## What you need to do:
Give only the number of lines in the listing below where the string "Team" occurs.

## Input material:

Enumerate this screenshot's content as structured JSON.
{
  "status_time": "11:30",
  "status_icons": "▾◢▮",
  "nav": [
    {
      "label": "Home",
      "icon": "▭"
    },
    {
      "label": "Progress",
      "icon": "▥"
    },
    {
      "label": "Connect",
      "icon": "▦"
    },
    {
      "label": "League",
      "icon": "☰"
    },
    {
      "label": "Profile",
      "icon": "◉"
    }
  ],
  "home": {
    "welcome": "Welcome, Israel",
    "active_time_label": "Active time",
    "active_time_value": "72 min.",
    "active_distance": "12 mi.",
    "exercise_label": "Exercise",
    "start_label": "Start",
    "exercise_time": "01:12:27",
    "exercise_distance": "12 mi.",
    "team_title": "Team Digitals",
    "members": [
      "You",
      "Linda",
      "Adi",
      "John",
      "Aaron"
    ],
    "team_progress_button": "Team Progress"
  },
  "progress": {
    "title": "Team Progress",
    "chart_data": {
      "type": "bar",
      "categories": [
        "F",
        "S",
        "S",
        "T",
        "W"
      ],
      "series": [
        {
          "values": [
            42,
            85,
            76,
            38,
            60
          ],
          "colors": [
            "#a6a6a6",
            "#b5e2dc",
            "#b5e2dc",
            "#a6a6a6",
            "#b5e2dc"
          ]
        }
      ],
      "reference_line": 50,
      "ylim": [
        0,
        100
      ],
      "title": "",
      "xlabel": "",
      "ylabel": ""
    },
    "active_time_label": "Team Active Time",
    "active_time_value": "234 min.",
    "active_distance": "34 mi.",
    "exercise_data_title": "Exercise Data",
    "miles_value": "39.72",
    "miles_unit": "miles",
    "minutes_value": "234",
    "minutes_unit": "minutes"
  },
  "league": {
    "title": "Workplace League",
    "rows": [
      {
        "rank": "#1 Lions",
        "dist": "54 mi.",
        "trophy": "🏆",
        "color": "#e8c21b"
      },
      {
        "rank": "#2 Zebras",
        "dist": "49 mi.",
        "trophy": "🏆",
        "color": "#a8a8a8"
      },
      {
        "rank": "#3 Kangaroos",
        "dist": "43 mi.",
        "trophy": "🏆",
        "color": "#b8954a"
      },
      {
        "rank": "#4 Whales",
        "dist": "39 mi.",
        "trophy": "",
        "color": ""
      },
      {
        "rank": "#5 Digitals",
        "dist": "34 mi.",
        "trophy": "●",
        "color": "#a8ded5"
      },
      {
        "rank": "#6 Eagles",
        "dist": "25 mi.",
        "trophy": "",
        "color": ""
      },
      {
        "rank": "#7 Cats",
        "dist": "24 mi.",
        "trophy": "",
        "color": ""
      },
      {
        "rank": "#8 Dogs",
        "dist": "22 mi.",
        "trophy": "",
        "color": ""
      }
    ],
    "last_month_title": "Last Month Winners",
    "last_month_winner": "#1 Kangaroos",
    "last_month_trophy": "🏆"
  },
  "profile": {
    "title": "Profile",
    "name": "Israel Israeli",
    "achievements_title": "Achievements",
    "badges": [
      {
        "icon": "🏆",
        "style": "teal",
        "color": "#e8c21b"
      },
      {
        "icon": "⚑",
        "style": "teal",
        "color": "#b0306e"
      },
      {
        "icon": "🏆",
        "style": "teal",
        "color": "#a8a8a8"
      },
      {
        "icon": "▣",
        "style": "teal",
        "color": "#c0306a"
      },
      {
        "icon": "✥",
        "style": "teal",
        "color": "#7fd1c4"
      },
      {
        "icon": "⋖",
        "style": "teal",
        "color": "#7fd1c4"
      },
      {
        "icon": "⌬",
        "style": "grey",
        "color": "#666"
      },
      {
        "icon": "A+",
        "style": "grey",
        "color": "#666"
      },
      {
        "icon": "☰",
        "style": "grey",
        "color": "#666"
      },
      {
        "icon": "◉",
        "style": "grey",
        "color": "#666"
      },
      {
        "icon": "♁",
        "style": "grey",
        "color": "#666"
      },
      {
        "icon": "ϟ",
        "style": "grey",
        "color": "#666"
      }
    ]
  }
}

## Result below:
4